→ EXERCISE PROMPT
An exact copy of all records is expected, minus the images.

═══ SUPPLIED DATA ═══

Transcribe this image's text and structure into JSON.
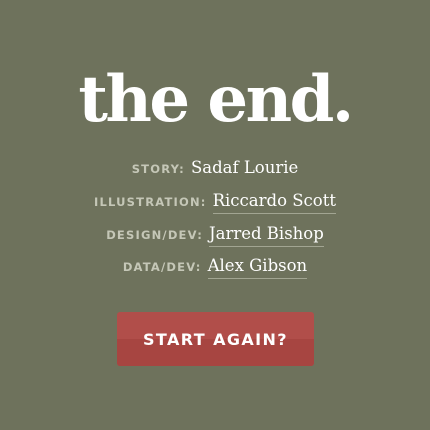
{
  "title": "the end.",
  "credits": [
    {
      "role": "STORY:",
      "name": "Sadaf Lourie"
    },
    {
      "role": "ILLUSTRATION:",
      "name": "Riccardo Scott"
    },
    {
      "role": "DESIGN/DEV:",
      "name": "Jarred Bishop"
    },
    {
      "role": "DATA/DEV:",
      "name": "Alex Gibson"
    }
  ],
  "restart_label": "START AGAIN?",
  "colors": {
    "background": "#6e725c",
    "button": "#b14e4a"
  }
}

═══

→ THE COMPLETED TASK
Transcribe this image's text and structure into JSON.
{
  "title": "the end.",
  "credits": [
    {
      "role": "STORY:",
      "name": "Sadaf Lourie"
    },
    {
      "role": "ILLUSTRATION:",
      "name": "Riccardo Scott"
    },
    {
      "role": "DESIGN/DEV:",
      "name": "Jarred Bishop"
    },
    {
      "role": "DATA/DEV:",
      "name": "Alex Gibson"
    }
  ],
  "restart_label": "START AGAIN?",
  "colors": {
    "background": "#6e725c",
    "button": "#b14e4a"
  }
}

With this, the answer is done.